» What you have to do: What you return must match the records below exactly, apart from the omitted pictures.

[Data items]
====

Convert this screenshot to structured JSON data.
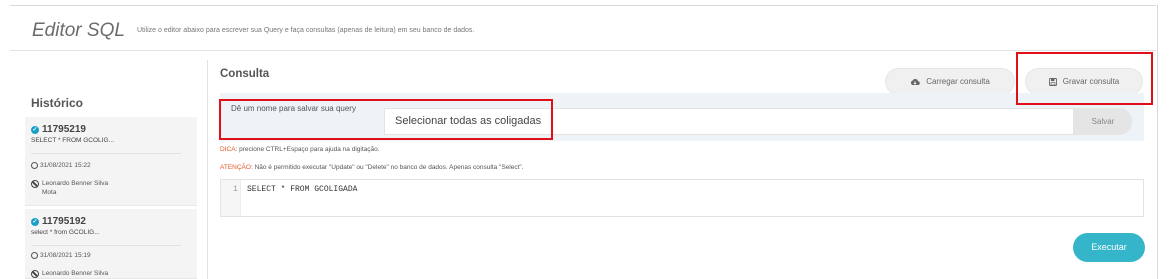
{
  "header": {
    "title": "Editor SQL",
    "description": "Utilize o editor abaixo para escrever sua Query e faça consultas (apenas de leitura) em seu banco de dados."
  },
  "sidebar": {
    "title": "Histórico",
    "items": [
      {
        "id": "11795219",
        "query": "SELECT * FROM GCOLIG...",
        "date": "31/08/2021 15:22",
        "user": "Leonardo Benner Silva",
        "user2": "Mota"
      },
      {
        "id": "11795192",
        "query": "select * from GCOLIG...",
        "date": "31/08/2021 15:19",
        "user": "Leonardo Benner Silva"
      }
    ]
  },
  "main": {
    "title": "Consulta",
    "load_label": "Carregar consulta",
    "save_query_label": "Gravar consulta",
    "name_label": "Dê um nome para salvar sua query",
    "name_value": "Selecionar todas as coligadas",
    "save_label": "Salvar",
    "tip1_key": "DICA",
    "tip1_text": ": precione CTRL+Espaço para ajuda na digitação.",
    "tip2_key": "ATENÇÃO",
    "tip2_text": ": Não é permitido executar \"Update\" ou \"Delete\" no banco de dados. Apenas consulta \"Select\".",
    "line_number": "1",
    "code": "SELECT * FROM GCOLIGADA",
    "execute_label": "Executar"
  },
  "colors": {
    "accent": "#35b5c9",
    "highlight": "#e0101a",
    "warning": "#e8572a"
  }
}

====

» Task solution:
Convert this screenshot to structured JSON data.
{
  "header": {
    "title": "Editor SQL",
    "description": "Utilize o editor abaixo para escrever sua Query e faça consultas (apenas de leitura) em seu banco de dados."
  },
  "sidebar": {
    "title": "Histórico",
    "items": [
      {
        "id": "11795219",
        "query": "SELECT * FROM GCOLIG...",
        "date": "31/08/2021 15:22",
        "user": "Leonardo Benner Silva",
        "user2": "Mota"
      },
      {
        "id": "11795192",
        "query": "select * from GCOLIG...",
        "date": "31/08/2021 15:19",
        "user": "Leonardo Benner Silva"
      }
    ]
  },
  "main": {
    "title": "Consulta",
    "load_label": "Carregar consulta",
    "save_query_label": "Gravar consulta",
    "name_label": "Dê um nome para salvar sua query",
    "name_value": "Selecionar todas as coligadas",
    "save_label": "Salvar",
    "tip1_key": "DICA",
    "tip1_text": ": precione CTRL+Espaço para ajuda na digitação.",
    "tip2_key": "ATENÇÃO",
    "tip2_text": ": Não é permitido executar \"Update\" ou \"Delete\" no banco de dados. Apenas consulta \"Select\".",
    "line_number": "1",
    "code": "SELECT * FROM GCOLIGADA",
    "execute_label": "Executar"
  },
  "colors": {
    "accent": "#35b5c9",
    "highlight": "#e0101a",
    "warning": "#e8572a"
  }
}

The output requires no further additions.